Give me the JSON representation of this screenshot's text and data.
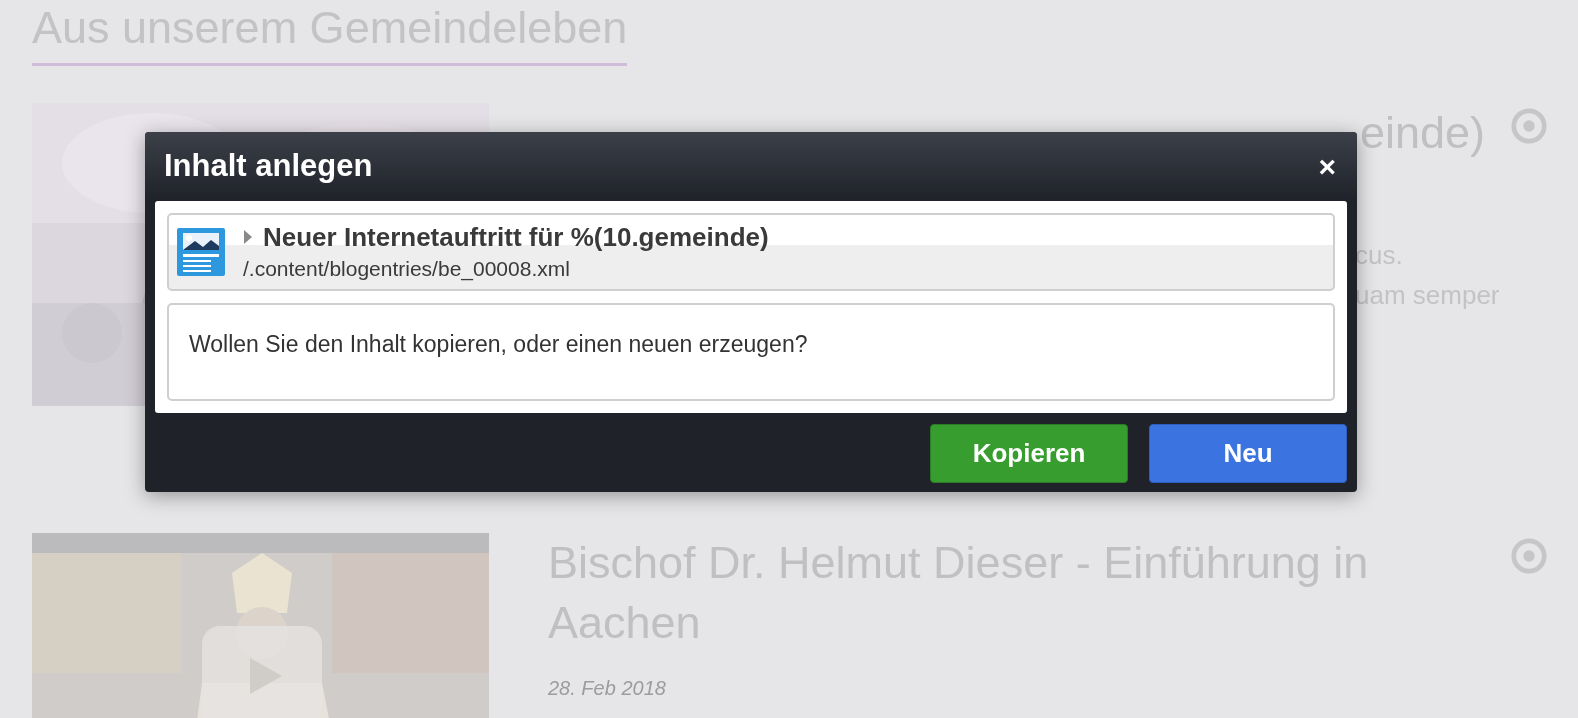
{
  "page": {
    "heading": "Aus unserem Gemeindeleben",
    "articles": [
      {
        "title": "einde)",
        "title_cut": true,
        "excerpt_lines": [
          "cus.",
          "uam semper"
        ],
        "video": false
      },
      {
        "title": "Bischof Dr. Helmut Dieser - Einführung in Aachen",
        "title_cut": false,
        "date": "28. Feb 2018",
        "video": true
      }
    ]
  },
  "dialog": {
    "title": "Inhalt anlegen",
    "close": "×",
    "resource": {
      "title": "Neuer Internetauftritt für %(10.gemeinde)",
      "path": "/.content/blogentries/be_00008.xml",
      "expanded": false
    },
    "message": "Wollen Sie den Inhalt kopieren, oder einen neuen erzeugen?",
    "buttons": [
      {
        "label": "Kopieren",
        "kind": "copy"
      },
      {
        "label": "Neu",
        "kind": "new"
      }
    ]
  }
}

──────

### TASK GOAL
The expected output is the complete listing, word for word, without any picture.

### WRITTEN ANSWER
Give me the JSON representation of this screenshot's text and data.
{
  "page": {
    "heading": "Aus unserem Gemeindeleben",
    "articles": [
      {
        "title": "einde)",
        "title_cut": true,
        "excerpt_lines": [
          "cus.",
          "uam semper"
        ],
        "video": false
      },
      {
        "title": "Bischof Dr. Helmut Dieser - Einführung in Aachen",
        "title_cut": false,
        "date": "28. Feb 2018",
        "video": true
      }
    ]
  },
  "dialog": {
    "title": "Inhalt anlegen",
    "close": "×",
    "resource": {
      "title": "Neuer Internetauftritt für %(10.gemeinde)",
      "path": "/.content/blogentries/be_00008.xml",
      "expanded": false
    },
    "message": "Wollen Sie den Inhalt kopieren, oder einen neuen erzeugen?",
    "buttons": [
      {
        "label": "Kopieren",
        "kind": "copy"
      },
      {
        "label": "Neu",
        "kind": "new"
      }
    ]
  }
}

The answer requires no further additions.